So it all ends here as Jackson’s massive effort of world building over six films and two decades comes to a conclusion. No director has spent so much time and career over a quartet of books, the impact of which, both good and bad, cannot be underestimated. On the downside every moderately successful piece of young adult fiction now demands to be separated into parts, which has more the ker-ching of Hollywood money men than any real need to let the work breath. What these films have done is take the ginger stepson of science fiction that is fantasy literature and made it viable as both serious Oscar winning fare and commercially successful to boot, something which the likes of Hawk the Slayer singularly failed to do in either area. In short, if these films didn’t exist then there would be no Game of Thrones.
Running at a comparatively spry 140 minutes, Jackson has taken what amounts to an epilogue and bolted it on to the end of the real action involving Smaug and gold, giving it both the heft of Lord of the Rings and deepening the hitherto anaemic characterisation of this band of dwarves. This is in essence a two hour climax with some comedy business and strained attempts to marry the grave tone of the Rings trilogy with scenes created for the film to give connectivity where there is none.
It works but it does feel a bit arbitrary. It starts with the resolution of the battle with Smaug, but in a way that suggests you have pressed the pause button a year ago to make a cup of tea. It would have given a more satisfying end to the second film if it had concluded the dragon business and allowed a little more room to breath and establish the identity of The Five Armies in a way that does not feel like an extended box set binge.
Dwarves 1 Dragon 0, and the old adage of careful what you wish for leaps readily to mind as serious minded and frankly dour dwarf Thorin (Armitage) succumbs to gold sickness and corruption - heavy is the head that wears the crown. This in turn leads to the people of Lake Town demanding their share of the treasure along with Elves and Orcs (who three films in and I’m still not sure what they want or why they keep following Bilbo & Co). Cue set up, stand off, then one almighty ruck, which lasts the duration of the movie.
By now this film is critic proof; if you have been with it previously there is no way you are going to duck out for the final chapter. Cinematically, some of this is breathtaking. Jackson is one of the great choreographers of action scene set pieces, both comically inventive and twisted into almost absurdly convoluted situations. He has taken the fight to ground level for his final battle, giving a level of intimacy alongside the epic sweep, making it a little more Saving Private Baggins than before. Jackson feels so comfortable in his duties now that a sense of formula has crept into the franchise. The mixture of pomposity and seriousness of tone has always made fantasy such a struggle for this viewer, and the comedy set pieces and cockney monsters have become schtick. It all feels just a little second hand now.

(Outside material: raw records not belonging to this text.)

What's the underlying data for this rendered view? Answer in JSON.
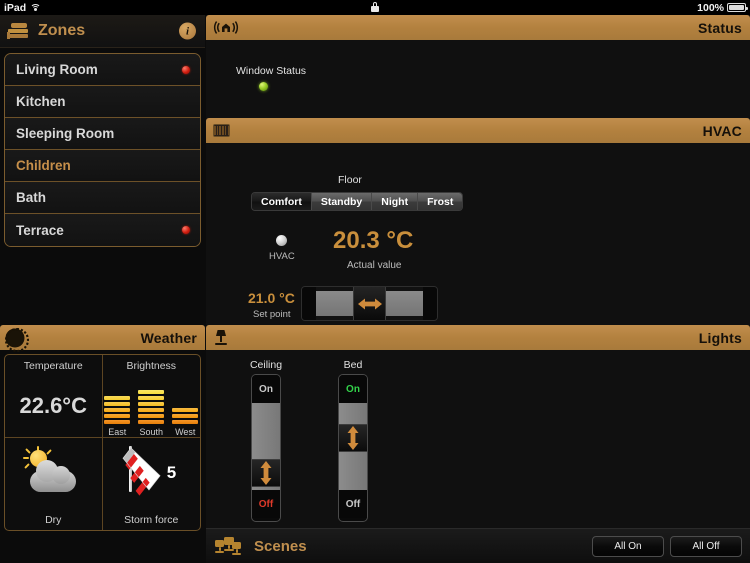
{
  "statusbar": {
    "device": "iPad",
    "wifi_icon": "wifi-icon",
    "lock_icon": "lock-icon",
    "battery_percent": "100%",
    "battery_icon": "battery-icon"
  },
  "sidebar": {
    "header": {
      "title": "Zones",
      "icon": "bed-icon",
      "info_label": "i"
    },
    "zones": [
      {
        "label": "Living Room",
        "selected": false,
        "alarm": true
      },
      {
        "label": "Kitchen",
        "selected": false,
        "alarm": false
      },
      {
        "label": "Sleeping Room",
        "selected": false,
        "alarm": false
      },
      {
        "label": "Children",
        "selected": true,
        "alarm": false
      },
      {
        "label": "Bath",
        "selected": false,
        "alarm": false
      },
      {
        "label": "Terrace",
        "selected": false,
        "alarm": true
      }
    ]
  },
  "weather": {
    "header": {
      "title": "Weather",
      "icon": "sun-icon"
    },
    "temperature": {
      "label": "Temperature",
      "value": "22.6°C"
    },
    "brightness": {
      "label": "Brightness",
      "directions": [
        {
          "name": "East",
          "level": 5
        },
        {
          "name": "South",
          "level": 6
        },
        {
          "name": "West",
          "level": 3
        }
      ],
      "max_level": 6
    },
    "condition": {
      "icon": "sun-cloud-icon",
      "label": "Dry"
    },
    "wind": {
      "icon": "windsock-icon",
      "value": "5",
      "label": "Storm force"
    }
  },
  "status_panel": {
    "header": {
      "title": "Status",
      "icon": "house-signal-icon"
    },
    "items": [
      {
        "label": "Window Status",
        "led": "green"
      }
    ]
  },
  "hvac": {
    "header": {
      "title": "HVAC",
      "icon": "radiator-icon"
    },
    "zone_label": "Floor",
    "modes": [
      {
        "label": "Comfort",
        "active": true
      },
      {
        "label": "Standby",
        "active": false
      },
      {
        "label": "Night",
        "active": false
      },
      {
        "label": "Frost",
        "active": false
      }
    ],
    "indicator": {
      "label": "HVAC",
      "state": "white"
    },
    "actual": {
      "value": "20.3 °C",
      "label": "Actual value"
    },
    "setpoint": {
      "value": "21.0 °C",
      "label": "Set point",
      "handle_icon": "horizontal-double-arrow-icon"
    }
  },
  "lights": {
    "header": {
      "title": "Lights",
      "icon": "lamp-icon"
    },
    "channels": [
      {
        "name": "Ceiling",
        "on_label": "On",
        "off_label": "Off",
        "state": "off",
        "on_color": "#c9c9c9",
        "off_color": "#e03a2a",
        "knob_position_pct": 68,
        "handle_icon": "vertical-double-arrow-icon"
      },
      {
        "name": "Bed",
        "on_label": "On",
        "off_label": "Off",
        "state": "on",
        "on_color": "#33d24a",
        "off_color": "#c9c9c9",
        "knob_position_pct": 33,
        "handle_icon": "vertical-double-arrow-icon"
      }
    ]
  },
  "scenes": {
    "title": "Scenes",
    "icon": "scenes-icon",
    "buttons": [
      {
        "label": "All On"
      },
      {
        "label": "All Off"
      }
    ]
  },
  "colors": {
    "header_gold": "#b3813f",
    "accent_orange": "#c98f3c",
    "panel_bg": "#101010",
    "led_red": "#d01d10",
    "led_green": "#9ccf27"
  }
}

But yet there is still great enjoyment to be had. Thorin develops as a character, which allows Armitage to look more than slightly constipated, and has a story arc that is both satisfying and surprisingly emotional (fans of the ZX Spectrum game of the '80s may long for him to sit down and start singing about gold - they must be saving this for the extended edition). Evangeline Lilly also gets to be far more than eye candy, her Tauriel more than just a token to make up for a deficit in Tolkien’s bloke heavy text. Martin Freeman is now completely in his element as Bilbo, though has surprisingly little to do this time other than be the heart of the film, but feels somewhat peripheral in his own adventure.
If in the end this is a lesser trilogy, this is only because of the source material. Lord of the Rings was in essence a battle for the soul and a way of life with epic world changing events, a World War One story in fancy dress. The Hobbit is a treasure hunt, or to keep the war analogy, a platoon movie. For all the tinsel and epic proportions this should have been a caper emphasising character and the scheme. With such a bloated cast list, most get lost by the wayside, and the scope gives it a bombast the fairly linear story does not deserve or need.
If The Return of the King felt like the end of an epic, The Battle of the Five Armies feels more like completing a tricky Playstation game. Jackson has created something marvellous and obsessive in its detail, and for that he should be commended. Now he needs a rest, a cup of tea and the chance to be a filmmaker rather than world builder.